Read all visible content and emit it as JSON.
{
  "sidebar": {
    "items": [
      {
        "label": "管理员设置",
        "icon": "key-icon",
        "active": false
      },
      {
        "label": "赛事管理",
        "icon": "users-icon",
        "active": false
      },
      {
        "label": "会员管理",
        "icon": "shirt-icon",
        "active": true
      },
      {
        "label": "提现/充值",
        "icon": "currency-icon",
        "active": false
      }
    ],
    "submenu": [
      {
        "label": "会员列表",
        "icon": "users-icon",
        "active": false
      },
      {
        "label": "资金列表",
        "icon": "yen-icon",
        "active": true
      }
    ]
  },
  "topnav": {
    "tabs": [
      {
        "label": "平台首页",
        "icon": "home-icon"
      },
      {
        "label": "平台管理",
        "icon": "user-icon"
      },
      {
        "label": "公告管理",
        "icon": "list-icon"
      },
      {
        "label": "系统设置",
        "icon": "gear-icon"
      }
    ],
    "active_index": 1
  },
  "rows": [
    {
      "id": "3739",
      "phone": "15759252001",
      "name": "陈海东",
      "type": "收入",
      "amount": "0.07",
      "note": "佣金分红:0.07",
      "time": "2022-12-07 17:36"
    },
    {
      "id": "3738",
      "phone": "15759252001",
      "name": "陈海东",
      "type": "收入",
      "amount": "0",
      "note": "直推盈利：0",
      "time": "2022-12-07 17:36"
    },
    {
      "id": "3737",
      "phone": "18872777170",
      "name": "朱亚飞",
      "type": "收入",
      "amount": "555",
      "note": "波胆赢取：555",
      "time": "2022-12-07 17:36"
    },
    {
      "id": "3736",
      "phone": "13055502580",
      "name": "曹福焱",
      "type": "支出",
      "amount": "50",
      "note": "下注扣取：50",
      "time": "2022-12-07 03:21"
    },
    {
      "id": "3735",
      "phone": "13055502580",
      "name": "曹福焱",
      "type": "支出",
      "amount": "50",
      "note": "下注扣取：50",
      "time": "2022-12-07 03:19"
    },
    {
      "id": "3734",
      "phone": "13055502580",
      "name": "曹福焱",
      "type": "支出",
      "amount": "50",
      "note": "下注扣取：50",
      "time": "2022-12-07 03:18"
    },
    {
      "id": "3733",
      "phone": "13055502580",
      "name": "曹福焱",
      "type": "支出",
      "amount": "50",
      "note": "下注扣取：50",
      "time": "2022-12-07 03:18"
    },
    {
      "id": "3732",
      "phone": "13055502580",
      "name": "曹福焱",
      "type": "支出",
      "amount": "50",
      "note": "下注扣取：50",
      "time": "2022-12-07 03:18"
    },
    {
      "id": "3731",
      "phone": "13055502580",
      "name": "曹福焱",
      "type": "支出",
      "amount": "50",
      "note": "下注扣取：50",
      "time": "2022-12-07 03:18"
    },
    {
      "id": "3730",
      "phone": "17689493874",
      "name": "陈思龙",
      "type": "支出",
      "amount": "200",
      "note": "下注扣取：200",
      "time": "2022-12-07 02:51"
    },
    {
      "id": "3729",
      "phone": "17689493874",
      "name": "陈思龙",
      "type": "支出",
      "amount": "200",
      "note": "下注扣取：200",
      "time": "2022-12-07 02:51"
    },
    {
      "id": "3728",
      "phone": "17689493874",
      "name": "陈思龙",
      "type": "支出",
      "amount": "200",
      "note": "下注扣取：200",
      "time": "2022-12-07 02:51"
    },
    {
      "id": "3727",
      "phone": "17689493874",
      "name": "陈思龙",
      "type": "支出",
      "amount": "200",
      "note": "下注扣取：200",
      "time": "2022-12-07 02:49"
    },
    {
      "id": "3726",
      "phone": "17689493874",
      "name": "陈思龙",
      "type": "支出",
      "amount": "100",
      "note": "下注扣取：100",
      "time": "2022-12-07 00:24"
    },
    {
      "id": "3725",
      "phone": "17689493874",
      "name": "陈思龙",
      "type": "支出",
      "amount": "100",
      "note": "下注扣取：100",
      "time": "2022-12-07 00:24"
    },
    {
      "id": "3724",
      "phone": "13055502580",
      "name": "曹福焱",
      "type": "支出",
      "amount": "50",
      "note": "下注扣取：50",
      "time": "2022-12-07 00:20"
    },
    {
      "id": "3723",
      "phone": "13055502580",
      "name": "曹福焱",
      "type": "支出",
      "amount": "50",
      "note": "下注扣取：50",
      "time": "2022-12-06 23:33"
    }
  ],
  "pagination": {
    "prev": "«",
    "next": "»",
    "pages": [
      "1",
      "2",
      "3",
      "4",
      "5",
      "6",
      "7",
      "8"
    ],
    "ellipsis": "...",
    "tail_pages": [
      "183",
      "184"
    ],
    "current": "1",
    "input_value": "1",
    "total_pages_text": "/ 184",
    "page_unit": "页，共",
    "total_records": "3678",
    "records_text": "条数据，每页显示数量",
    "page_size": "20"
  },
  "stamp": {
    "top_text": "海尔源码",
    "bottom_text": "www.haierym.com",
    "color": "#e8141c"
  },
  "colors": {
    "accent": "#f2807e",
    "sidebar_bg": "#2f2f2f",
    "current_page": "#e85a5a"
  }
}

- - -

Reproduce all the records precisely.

Read all visible content and emit it as JSON.
{
  "sidebar": {
    "items": [
      {
        "label": "管理员设置",
        "icon": "key-icon",
        "active": false
      },
      {
        "label": "赛事管理",
        "icon": "users-icon",
        "active": false
      },
      {
        "label": "会员管理",
        "icon": "shirt-icon",
        "active": true
      },
      {
        "label": "提现/充值",
        "icon": "currency-icon",
        "active": false
      }
    ],
    "submenu": [
      {
        "label": "会员列表",
        "icon": "users-icon",
        "active": false
      },
      {
        "label": "资金列表",
        "icon": "yen-icon",
        "active": true
      }
    ]
  },
  "topnav": {
    "tabs": [
      {
        "label": "平台首页",
        "icon": "home-icon"
      },
      {
        "label": "平台管理",
        "icon": "user-icon"
      },
      {
        "label": "公告管理",
        "icon": "list-icon"
      },
      {
        "label": "系统设置",
        "icon": "gear-icon"
      }
    ],
    "active_index": 1
  },
  "rows": [
    {
      "id": "3739",
      "phone": "15759252001",
      "name": "陈海东",
      "type": "收入",
      "amount": "0.07",
      "note": "佣金分红:0.07",
      "time": "2022-12-07 17:36"
    },
    {
      "id": "3738",
      "phone": "15759252001",
      "name": "陈海东",
      "type": "收入",
      "amount": "0",
      "note": "直推盈利：0",
      "time": "2022-12-07 17:36"
    },
    {
      "id": "3737",
      "phone": "18872777170",
      "name": "朱亚飞",
      "type": "收入",
      "amount": "555",
      "note": "波胆赢取：555",
      "time": "2022-12-07 17:36"
    },
    {
      "id": "3736",
      "phone": "13055502580",
      "name": "曹福焱",
      "type": "支出",
      "amount": "50",
      "note": "下注扣取：50",
      "time": "2022-12-07 03:21"
    },
    {
      "id": "3735",
      "phone": "13055502580",
      "name": "曹福焱",
      "type": "支出",
      "amount": "50",
      "note": "下注扣取：50",
      "time": "2022-12-07 03:19"
    },
    {
      "id": "3734",
      "phone": "13055502580",
      "name": "曹福焱",
      "type": "支出",
      "amount": "50",
      "note": "下注扣取：50",
      "time": "2022-12-07 03:18"
    },
    {
      "id": "3733",
      "phone": "13055502580",
      "name": "曹福焱",
      "type": "支出",
      "amount": "50",
      "note": "下注扣取：50",
      "time": "2022-12-07 03:18"
    },
    {
      "id": "3732",
      "phone": "13055502580",
      "name": "曹福焱",
      "type": "支出",
      "amount": "50",
      "note": "下注扣取：50",
      "time": "2022-12-07 03:18"
    },
    {
      "id": "3731",
      "phone": "13055502580",
      "name": "曹福焱",
      "type": "支出",
      "amount": "50",
      "note": "下注扣取：50",
      "time": "2022-12-07 03:18"
    },
    {
      "id": "3730",
      "phone": "17689493874",
      "name": "陈思龙",
      "type": "支出",
      "amount": "200",
      "note": "下注扣取：200",
      "time": "2022-12-07 02:51"
    },
    {
      "id": "3729",
      "phone": "17689493874",
      "name": "陈思龙",
      "type": "支出",
      "amount": "200",
      "note": "下注扣取：200",
      "time": "2022-12-07 02:51"
    },
    {
      "id": "3728",
      "phone": "17689493874",
      "name": "陈思龙",
      "type": "支出",
      "amount": "200",
      "note": "下注扣取：200",
      "time": "2022-12-07 02:51"
    },
    {
      "id": "3727",
      "phone": "17689493874",
      "name": "陈思龙",
      "type": "支出",
      "amount": "200",
      "note": "下注扣取：200",
      "time": "2022-12-07 02:49"
    },
    {
      "id": "3726",
      "phone": "17689493874",
      "name": "陈思龙",
      "type": "支出",
      "amount": "100",
      "note": "下注扣取：100",
      "time": "2022-12-07 00:24"
    },
    {
      "id": "3725",
      "phone": "17689493874",
      "name": "陈思龙",
      "type": "支出",
      "amount": "100",
      "note": "下注扣取：100",
      "time": "2022-12-07 00:24"
    },
    {
      "id": "3724",
      "phone": "13055502580",
      "name": "曹福焱",
      "type": "支出",
      "amount": "50",
      "note": "下注扣取：50",
      "time": "2022-12-07 00:20"
    },
    {
      "id": "3723",
      "phone": "13055502580",
      "name": "曹福焱",
      "type": "支出",
      "amount": "50",
      "note": "下注扣取：50",
      "time": "2022-12-06 23:33"
    }
  ],
  "pagination": {
    "prev": "«",
    "next": "»",
    "pages": [
      "1",
      "2",
      "3",
      "4",
      "5",
      "6",
      "7",
      "8"
    ],
    "ellipsis": "...",
    "tail_pages": [
      "183",
      "184"
    ],
    "current": "1",
    "input_value": "1",
    "total_pages_text": "/ 184",
    "page_unit": "页，共",
    "total_records": "3678",
    "records_text": "条数据，每页显示数量",
    "page_size": "20"
  },
  "stamp": {
    "top_text": "海尔源码",
    "bottom_text": "www.haierym.com",
    "color": "#e8141c"
  },
  "colors": {
    "accent": "#f2807e",
    "sidebar_bg": "#2f2f2f",
    "current_page": "#e85a5a"
  }
}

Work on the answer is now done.